#### Exercise brief:
Return every line from the records below in which the word "download" is found.

#### The data:
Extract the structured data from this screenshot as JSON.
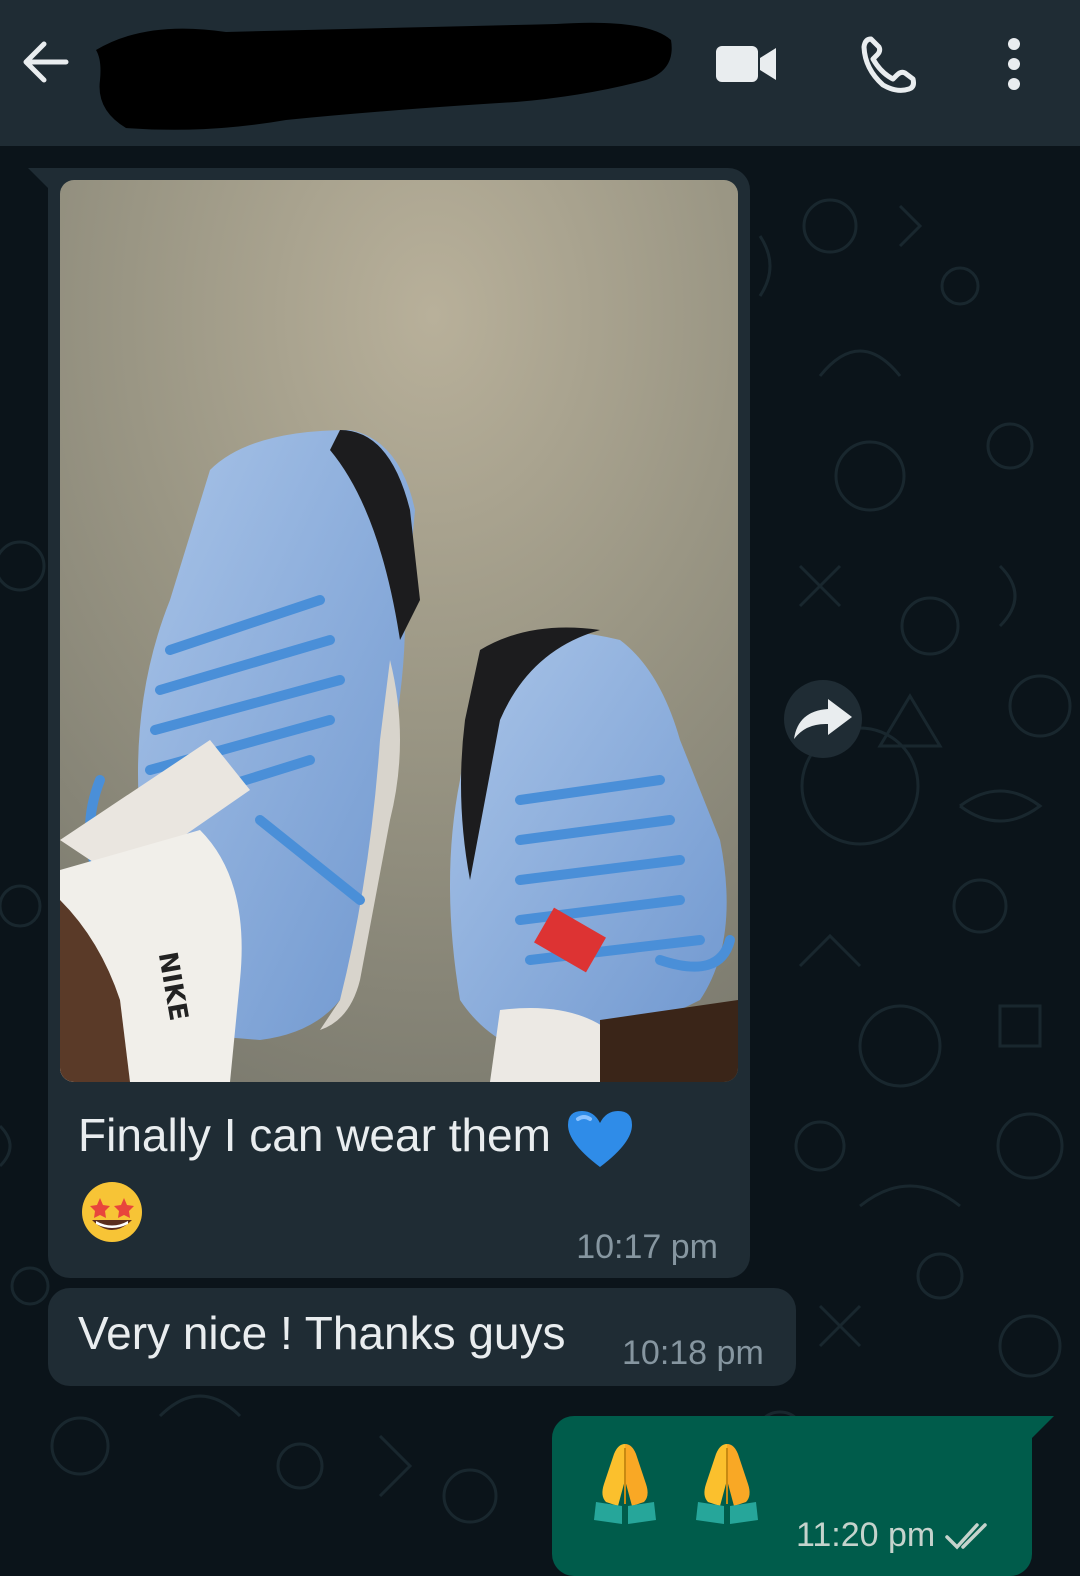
{
  "header": {
    "contact_name": "",
    "back_icon": "arrow-left-icon",
    "video_icon": "video-camera-icon",
    "call_icon": "phone-icon",
    "menu_icon": "more-vert-icon"
  },
  "messages": [
    {
      "direction": "incoming",
      "type": "image",
      "caption": "Finally I can wear them",
      "caption_emojis": [
        "blue-heart",
        "star-struck"
      ],
      "time": "10:17 pm"
    },
    {
      "direction": "incoming",
      "type": "text",
      "text": "Very nice ! Thanks guys",
      "time": "10:18 pm"
    },
    {
      "direction": "outgoing",
      "type": "emoji",
      "emojis": [
        "folded-hands",
        "folded-hands"
      ],
      "time": "11:20 pm",
      "status": "read"
    }
  ],
  "colors": {
    "header_bg": "#1f2c34",
    "chat_bg": "#0b141a",
    "incoming_bubble": "#1f2c34",
    "outgoing_bubble": "#005c4b",
    "text_primary": "#e9edef",
    "text_secondary": "#8696a0",
    "read_ticks": "#c5d3cc"
  }
}
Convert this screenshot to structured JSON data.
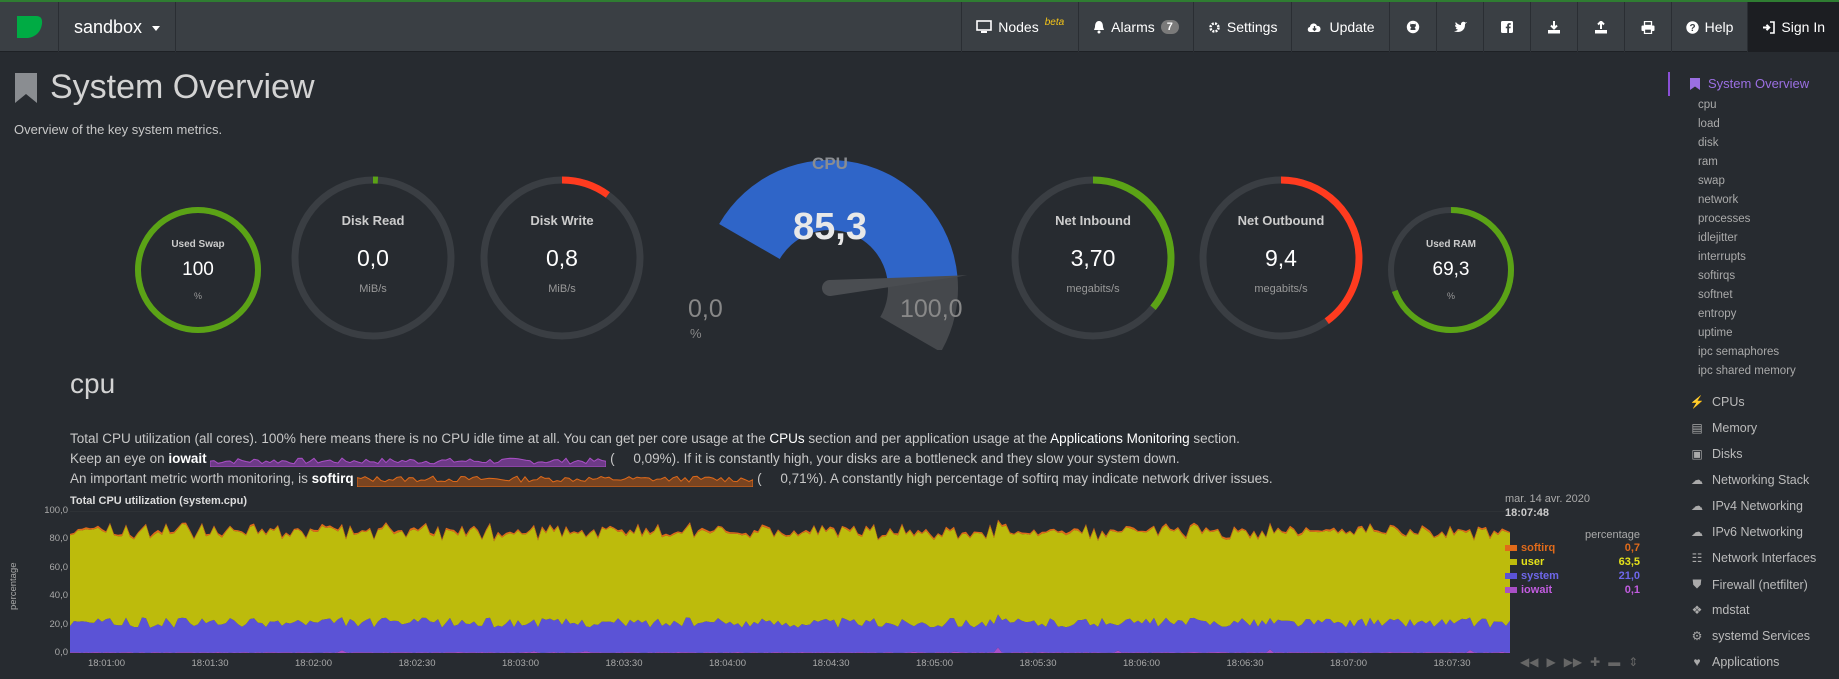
{
  "topbar": {
    "brand": "sandbox",
    "nav": [
      {
        "id": "nodes",
        "label": "Nodes",
        "sup": "beta",
        "icon": "monitor-icon"
      },
      {
        "id": "alarms",
        "label": "Alarms",
        "badge": "7",
        "icon": "bell-icon"
      },
      {
        "id": "settings",
        "label": "Settings",
        "icon": "gear-icon"
      },
      {
        "id": "update",
        "label": "Update",
        "icon": "cloud-download-icon"
      }
    ],
    "help": "Help",
    "signin": "Sign In"
  },
  "page": {
    "title": "System Overview",
    "subtitle": "Overview of the key system metrics."
  },
  "gauges": {
    "swap": {
      "label": "Used Swap",
      "value": "100",
      "unit": "%",
      "fraction": 1.0,
      "color": "#5ba316"
    },
    "disk_read": {
      "label": "Disk Read",
      "value": "0,0",
      "unit": "MiB/s",
      "fraction": 0.01,
      "color": "#5ba316"
    },
    "disk_write": {
      "label": "Disk Write",
      "value": "0,8",
      "unit": "MiB/s",
      "fraction": 0.1,
      "color": "#ff3b1f"
    },
    "cpu": {
      "label": "CPU",
      "value": "85,3",
      "min": "0,0",
      "max": "100,0",
      "unit": "%",
      "fraction": 0.853,
      "color": "#2f65c8"
    },
    "net_in": {
      "label": "Net Inbound",
      "value": "3,70",
      "unit": "megabits/s",
      "fraction": 0.36,
      "color": "#5ba316"
    },
    "net_out": {
      "label": "Net Outbound",
      "value": "9,4",
      "unit": "megabits/s",
      "fraction": 0.4,
      "color": "#ff3b1f"
    },
    "ram": {
      "label": "Used RAM",
      "value": "69,3",
      "unit": "%",
      "fraction": 0.693,
      "color": "#5ba316"
    }
  },
  "cpu_section": {
    "heading": "cpu",
    "line1_a": "Total CPU utilization (all cores). 100% here means there is no CPU idle time at all. You can get per core usage at the ",
    "line1_link1": "CPUs",
    "line1_b": " section and per application usage at the ",
    "line1_link2": "Applications Monitoring",
    "line1_c": " section.",
    "line2_a": "Keep an eye on ",
    "line2_b": "iowait",
    "line2_open": "(",
    "line2_c": "0,09%). If it is constantly high, your disks are a bottleneck and they slow your system down.",
    "line3_a": "An important metric worth monitoring, is ",
    "line3_b": "softirq",
    "line3_open": "(",
    "line3_c": "0,71%). A constantly high percentage of softirq may indicate network driver issues."
  },
  "chart_data": {
    "type": "area",
    "title": "Total CPU utilization (system.cpu)",
    "ylabel": "percentage",
    "ylim": [
      0,
      100
    ],
    "yticks": [
      "0,0",
      "20,0",
      "40,0",
      "60,0",
      "80,0",
      "100,0"
    ],
    "xticks": [
      "18:01:00",
      "18:01:30",
      "18:02:00",
      "18:02:30",
      "18:03:00",
      "18:03:30",
      "18:04:00",
      "18:04:30",
      "18:05:00",
      "18:05:30",
      "18:06:00",
      "18:06:30",
      "18:07:00",
      "18:07:30"
    ],
    "stacked": true,
    "series": [
      {
        "name": "iowait",
        "color": "#a94fc6",
        "value": "0,1",
        "level": 0.1
      },
      {
        "name": "system",
        "color": "#5b53d6",
        "value": "21,0",
        "level": 21.0
      },
      {
        "name": "user",
        "color": "#bdbb0c",
        "value": "63,5",
        "level": 63.5
      },
      {
        "name": "softirq",
        "color": "#e06a1a",
        "value": "0,7",
        "level": 0.7
      }
    ],
    "legend": {
      "date": "mar. 14 avr. 2020",
      "time": "18:07:48",
      "units": "percentage"
    }
  },
  "sidebar": {
    "active": "System Overview",
    "sub": [
      "cpu",
      "load",
      "disk",
      "ram",
      "swap",
      "network",
      "processes",
      "idlejitter",
      "interrupts",
      "softirqs",
      "softnet",
      "entropy",
      "uptime",
      "ipc semaphores",
      "ipc shared memory"
    ],
    "items": [
      {
        "label": "CPUs",
        "icon": "bolt-icon"
      },
      {
        "label": "Memory",
        "icon": "memory-icon"
      },
      {
        "label": "Disks",
        "icon": "disk-icon"
      },
      {
        "label": "Networking Stack",
        "icon": "cloud-icon"
      },
      {
        "label": "IPv4 Networking",
        "icon": "cloud-icon"
      },
      {
        "label": "IPv6 Networking",
        "icon": "cloud-icon"
      },
      {
        "label": "Network Interfaces",
        "icon": "sitemap-icon"
      },
      {
        "label": "Firewall (netfilter)",
        "icon": "shield-icon"
      },
      {
        "label": "mdstat",
        "icon": "puzzle-icon"
      },
      {
        "label": "systemd Services",
        "icon": "gears-icon"
      },
      {
        "label": "Applications",
        "icon": "heartbeat-icon"
      }
    ]
  }
}
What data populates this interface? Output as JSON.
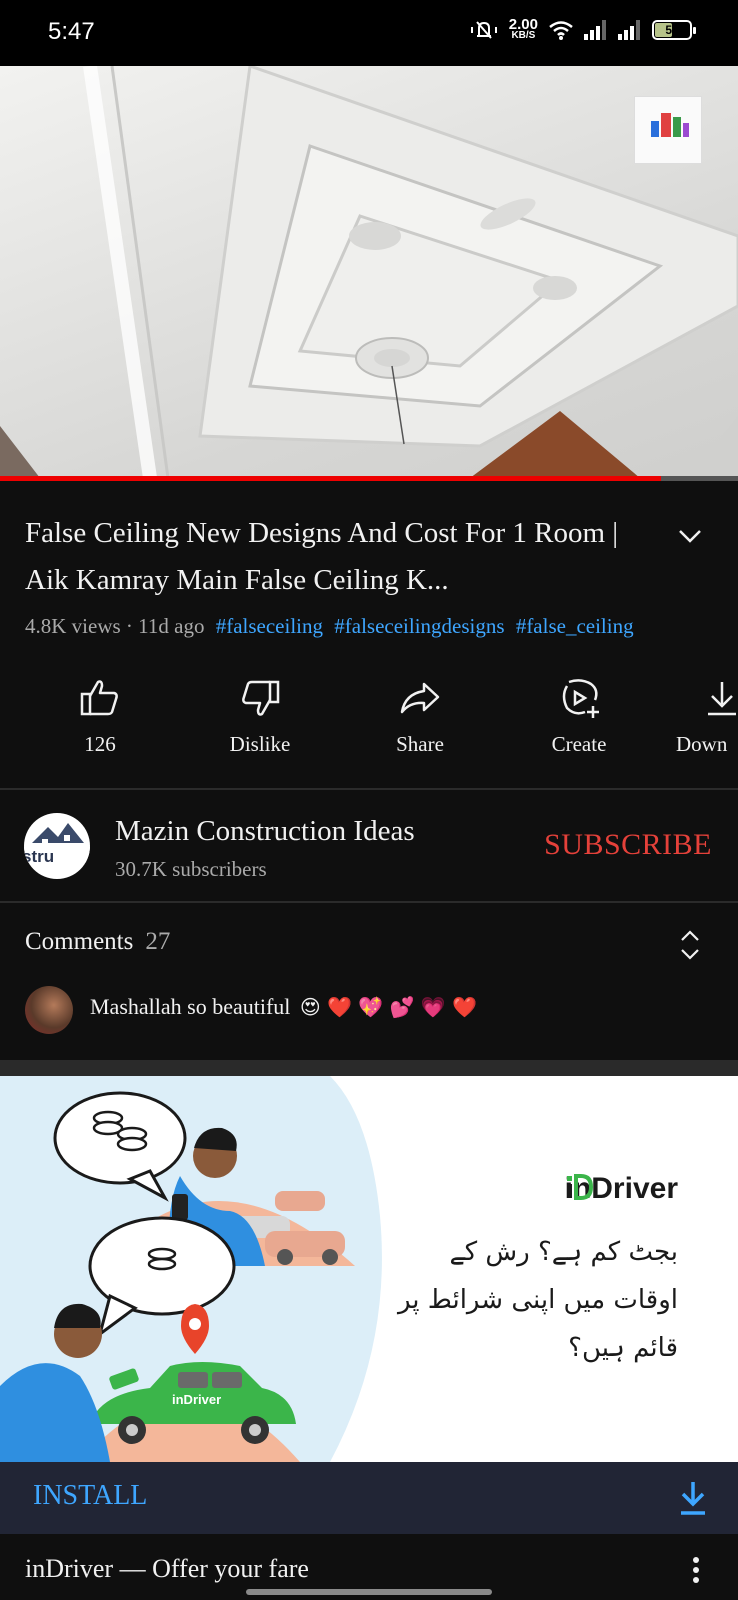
{
  "status_bar": {
    "time": "5:47",
    "net_speed_value": "2.00",
    "net_speed_unit": "KB/S",
    "battery": "53",
    "battery_level": 0.53,
    "icons": [
      "vibrate-mute-icon",
      "wifi-icon",
      "signal-icon",
      "signal-icon",
      "battery-icon"
    ]
  },
  "video": {
    "title": "False Ceiling New Designs And Cost For 1 Room | Aik Kamray Main False Ceiling K...",
    "progress": 0.895,
    "views": "4.8K views",
    "separator": " · ",
    "age": "11d ago",
    "hashtags": [
      "#falseceiling",
      "#falseceilingdesigns",
      "#false_ceiling"
    ]
  },
  "actions": [
    {
      "name": "like",
      "label": "126",
      "icon": "thumbs-up-icon"
    },
    {
      "name": "dislike",
      "label": "Dislike",
      "icon": "thumbs-down-icon"
    },
    {
      "name": "share",
      "label": "Share",
      "icon": "share-icon"
    },
    {
      "name": "create",
      "label": "Create",
      "icon": "create-icon"
    },
    {
      "name": "download",
      "label": "Down",
      "icon": "download-icon"
    }
  ],
  "channel": {
    "name": "Mazin Construction Ideas",
    "subscribers": "30.7K subscribers",
    "subscribe_label": "SUBSCRIBE",
    "avatar_text": "stru"
  },
  "comments": {
    "heading": "Comments",
    "count": "27",
    "top_comment": "Mashallah so beautiful",
    "top_comment_emojis": "😍 ❤️ 💖 💕 💗 ❤️"
  },
  "ad": {
    "brand": "inDriver",
    "headline": "بجٹ کم ہے؟ رش کے اوقات میں اپنی شرائط پر قائم ہیں؟",
    "car_label": "inDriver",
    "install_label": "INSTALL",
    "footer_title": "inDriver — Offer your fare"
  },
  "colors": {
    "background": "#0f0f0f",
    "accent_red": "#e5413a",
    "link_blue": "#3ea6ff",
    "progress_red": "#ee0000",
    "indriver_green": "#3bb54a"
  }
}
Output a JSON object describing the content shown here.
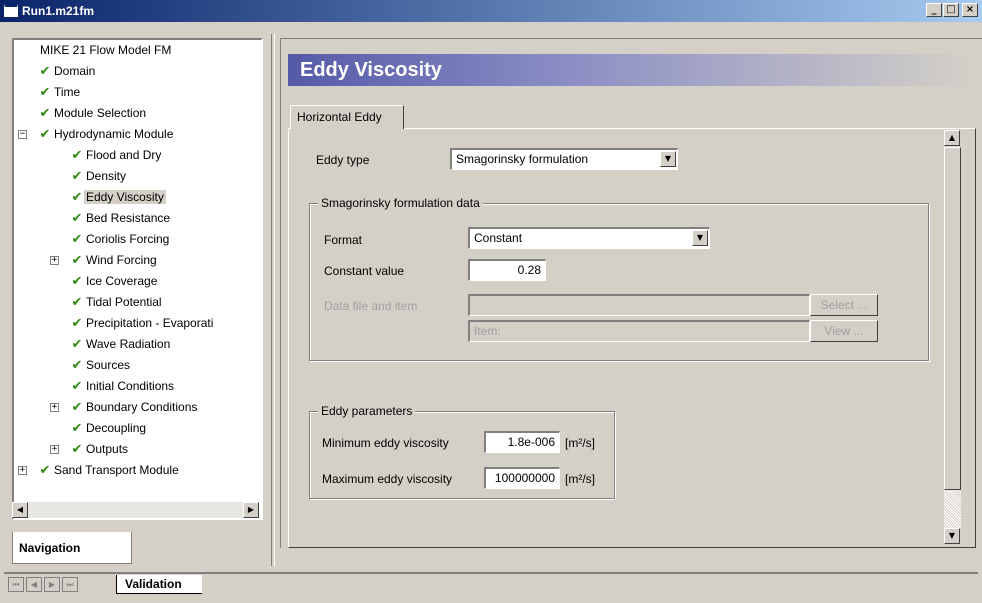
{
  "window": {
    "title": "Run1.m21fm",
    "min_label": "_",
    "max_label": "□",
    "close_label": "×"
  },
  "tree": {
    "items": [
      {
        "label": "MIKE 21 Flow Model FM"
      },
      {
        "label": "Domain"
      },
      {
        "label": "Time"
      },
      {
        "label": "Module Selection"
      },
      {
        "label": "Hydrodynamic Module"
      },
      {
        "label": "Flood and Dry"
      },
      {
        "label": "Density"
      },
      {
        "label": "Eddy Viscosity"
      },
      {
        "label": "Bed Resistance"
      },
      {
        "label": "Coriolis Forcing"
      },
      {
        "label": "Wind Forcing"
      },
      {
        "label": "Ice Coverage"
      },
      {
        "label": "Tidal Potential"
      },
      {
        "label": "Precipitation - Evaporati"
      },
      {
        "label": "Wave Radiation"
      },
      {
        "label": "Sources"
      },
      {
        "label": "Initial Conditions"
      },
      {
        "label": "Boundary Conditions"
      },
      {
        "label": "Decoupling"
      },
      {
        "label": "Outputs"
      },
      {
        "label": "Sand Transport Module"
      }
    ],
    "selected": "Eddy Viscosity",
    "check_glyph": "✔",
    "expand_glyph": "+",
    "collapse_glyph": "−"
  },
  "nav_tab": {
    "label": "Navigation"
  },
  "page": {
    "title": "Eddy Viscosity",
    "tab_label": "Horizontal Eddy"
  },
  "form": {
    "eddy_type_label": "Eddy type",
    "eddy_type_value": "Smagorinsky formulation",
    "smag_group_title": "Smagorinsky formulation data",
    "format_label": "Format",
    "format_value": "Constant",
    "constant_label": "Constant value",
    "constant_value": "0.28",
    "datafile_label": "Data file and item",
    "datafile_value": "",
    "item_placeholder": "Item:",
    "select_button": "Select ...",
    "view_button": "View ...",
    "eddy_params_title": "Eddy parameters",
    "min_label": "Minimum eddy viscosity",
    "min_value": "1.8e-006",
    "max_label": "Maximum eddy viscosity",
    "max_value": "100000000",
    "unit": "[m²/s]"
  },
  "bottom": {
    "validation_tab": "Validation"
  }
}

#### Result for this exercise:
        "icon": "cloud-download-icon"
      "name": "download",
      "icon": "download-icon"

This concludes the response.